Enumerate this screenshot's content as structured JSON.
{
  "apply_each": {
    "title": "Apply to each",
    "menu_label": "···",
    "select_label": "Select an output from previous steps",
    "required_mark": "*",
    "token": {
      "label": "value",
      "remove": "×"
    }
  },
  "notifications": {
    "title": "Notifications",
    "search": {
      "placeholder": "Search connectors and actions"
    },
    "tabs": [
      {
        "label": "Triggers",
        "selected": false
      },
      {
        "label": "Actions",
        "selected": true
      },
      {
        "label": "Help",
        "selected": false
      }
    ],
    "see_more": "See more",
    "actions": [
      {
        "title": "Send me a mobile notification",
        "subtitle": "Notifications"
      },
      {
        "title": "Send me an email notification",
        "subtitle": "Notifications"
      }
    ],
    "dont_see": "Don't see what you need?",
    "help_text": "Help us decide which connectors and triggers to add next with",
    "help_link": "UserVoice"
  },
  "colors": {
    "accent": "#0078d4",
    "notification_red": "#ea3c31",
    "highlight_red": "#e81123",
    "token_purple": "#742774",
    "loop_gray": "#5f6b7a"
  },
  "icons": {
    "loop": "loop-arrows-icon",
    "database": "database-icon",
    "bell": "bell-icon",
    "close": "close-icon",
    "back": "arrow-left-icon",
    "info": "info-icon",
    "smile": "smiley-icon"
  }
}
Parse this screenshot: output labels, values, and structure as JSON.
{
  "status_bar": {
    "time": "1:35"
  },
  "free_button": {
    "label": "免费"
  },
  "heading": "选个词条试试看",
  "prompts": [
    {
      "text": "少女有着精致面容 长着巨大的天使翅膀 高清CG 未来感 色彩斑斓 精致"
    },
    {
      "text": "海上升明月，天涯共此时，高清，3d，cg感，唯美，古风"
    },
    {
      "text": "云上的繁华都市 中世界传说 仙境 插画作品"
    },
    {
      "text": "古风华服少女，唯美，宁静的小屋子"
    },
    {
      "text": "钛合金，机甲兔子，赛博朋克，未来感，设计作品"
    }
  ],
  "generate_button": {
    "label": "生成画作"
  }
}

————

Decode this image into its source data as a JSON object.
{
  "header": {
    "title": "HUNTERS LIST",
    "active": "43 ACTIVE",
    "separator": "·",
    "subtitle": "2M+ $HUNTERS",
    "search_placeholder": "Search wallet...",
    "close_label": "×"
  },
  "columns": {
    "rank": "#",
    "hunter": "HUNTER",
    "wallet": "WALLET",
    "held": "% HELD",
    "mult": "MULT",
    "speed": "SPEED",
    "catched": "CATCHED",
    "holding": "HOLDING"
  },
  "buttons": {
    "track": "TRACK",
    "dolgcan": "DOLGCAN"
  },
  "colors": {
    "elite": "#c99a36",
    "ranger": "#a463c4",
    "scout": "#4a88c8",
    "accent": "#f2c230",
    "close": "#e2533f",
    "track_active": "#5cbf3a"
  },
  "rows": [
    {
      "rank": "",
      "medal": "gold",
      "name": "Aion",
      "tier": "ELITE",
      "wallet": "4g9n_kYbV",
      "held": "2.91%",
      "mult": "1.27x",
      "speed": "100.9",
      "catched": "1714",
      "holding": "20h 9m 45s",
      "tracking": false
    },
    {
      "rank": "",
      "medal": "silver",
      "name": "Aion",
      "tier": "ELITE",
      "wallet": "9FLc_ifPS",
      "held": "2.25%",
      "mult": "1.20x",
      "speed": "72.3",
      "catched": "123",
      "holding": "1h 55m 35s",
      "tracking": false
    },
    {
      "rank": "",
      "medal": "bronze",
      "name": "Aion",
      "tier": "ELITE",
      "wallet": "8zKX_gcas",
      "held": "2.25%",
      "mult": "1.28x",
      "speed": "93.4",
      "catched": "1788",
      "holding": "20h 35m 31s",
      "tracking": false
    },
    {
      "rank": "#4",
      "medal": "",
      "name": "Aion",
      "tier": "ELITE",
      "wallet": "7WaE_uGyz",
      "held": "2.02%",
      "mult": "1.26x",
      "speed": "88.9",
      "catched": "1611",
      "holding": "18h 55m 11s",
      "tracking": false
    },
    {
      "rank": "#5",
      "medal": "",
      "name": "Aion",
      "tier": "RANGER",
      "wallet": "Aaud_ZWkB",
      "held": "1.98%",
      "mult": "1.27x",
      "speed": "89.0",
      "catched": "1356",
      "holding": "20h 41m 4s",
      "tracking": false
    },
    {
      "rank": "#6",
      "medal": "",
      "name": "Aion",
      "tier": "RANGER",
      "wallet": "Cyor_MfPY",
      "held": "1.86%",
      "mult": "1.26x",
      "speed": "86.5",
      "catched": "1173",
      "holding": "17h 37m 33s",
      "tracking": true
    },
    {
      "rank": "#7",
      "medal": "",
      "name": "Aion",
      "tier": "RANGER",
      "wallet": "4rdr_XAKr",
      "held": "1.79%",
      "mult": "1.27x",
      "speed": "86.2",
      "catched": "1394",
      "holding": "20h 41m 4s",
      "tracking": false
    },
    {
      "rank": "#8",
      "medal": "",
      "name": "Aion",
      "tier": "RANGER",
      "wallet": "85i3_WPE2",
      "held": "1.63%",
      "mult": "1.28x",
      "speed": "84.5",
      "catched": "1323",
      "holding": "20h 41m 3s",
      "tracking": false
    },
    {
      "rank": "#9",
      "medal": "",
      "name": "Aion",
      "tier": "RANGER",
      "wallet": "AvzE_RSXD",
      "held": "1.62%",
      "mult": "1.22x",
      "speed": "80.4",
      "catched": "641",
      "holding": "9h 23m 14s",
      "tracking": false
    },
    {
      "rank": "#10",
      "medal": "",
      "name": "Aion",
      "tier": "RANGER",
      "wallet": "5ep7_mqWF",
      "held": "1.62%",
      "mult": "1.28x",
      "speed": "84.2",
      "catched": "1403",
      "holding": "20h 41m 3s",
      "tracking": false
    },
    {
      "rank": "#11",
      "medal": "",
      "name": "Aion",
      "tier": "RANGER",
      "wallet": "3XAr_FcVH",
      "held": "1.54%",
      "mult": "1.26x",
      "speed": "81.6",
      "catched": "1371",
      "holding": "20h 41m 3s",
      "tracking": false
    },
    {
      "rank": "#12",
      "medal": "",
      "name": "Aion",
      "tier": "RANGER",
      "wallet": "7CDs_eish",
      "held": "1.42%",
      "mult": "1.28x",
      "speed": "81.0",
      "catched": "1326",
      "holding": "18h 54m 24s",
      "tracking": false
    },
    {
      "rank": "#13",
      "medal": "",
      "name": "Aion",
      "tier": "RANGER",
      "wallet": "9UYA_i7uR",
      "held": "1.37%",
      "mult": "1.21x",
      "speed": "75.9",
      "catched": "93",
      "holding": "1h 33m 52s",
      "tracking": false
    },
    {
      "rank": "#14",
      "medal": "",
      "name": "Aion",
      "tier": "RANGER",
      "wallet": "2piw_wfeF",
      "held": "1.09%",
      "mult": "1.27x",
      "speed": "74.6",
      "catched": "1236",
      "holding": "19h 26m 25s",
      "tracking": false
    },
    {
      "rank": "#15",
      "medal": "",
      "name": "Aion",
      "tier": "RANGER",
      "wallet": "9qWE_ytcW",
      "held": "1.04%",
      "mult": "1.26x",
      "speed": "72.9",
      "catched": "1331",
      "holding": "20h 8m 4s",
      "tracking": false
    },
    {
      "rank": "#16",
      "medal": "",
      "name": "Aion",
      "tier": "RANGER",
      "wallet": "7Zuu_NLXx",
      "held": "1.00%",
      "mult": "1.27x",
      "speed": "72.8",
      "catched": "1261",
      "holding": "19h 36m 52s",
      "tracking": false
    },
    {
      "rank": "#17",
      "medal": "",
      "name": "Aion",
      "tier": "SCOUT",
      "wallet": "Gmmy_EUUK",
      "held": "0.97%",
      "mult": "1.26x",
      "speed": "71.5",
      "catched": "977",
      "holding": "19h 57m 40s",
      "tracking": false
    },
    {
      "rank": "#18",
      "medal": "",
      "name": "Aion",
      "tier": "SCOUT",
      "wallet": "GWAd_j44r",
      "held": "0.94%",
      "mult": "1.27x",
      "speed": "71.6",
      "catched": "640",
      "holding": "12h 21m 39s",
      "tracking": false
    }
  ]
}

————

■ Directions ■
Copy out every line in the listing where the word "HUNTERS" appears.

■ Answer below ■
    "title": "HUNTERS LIST",
    "subtitle": "2M+ $HUNTERS",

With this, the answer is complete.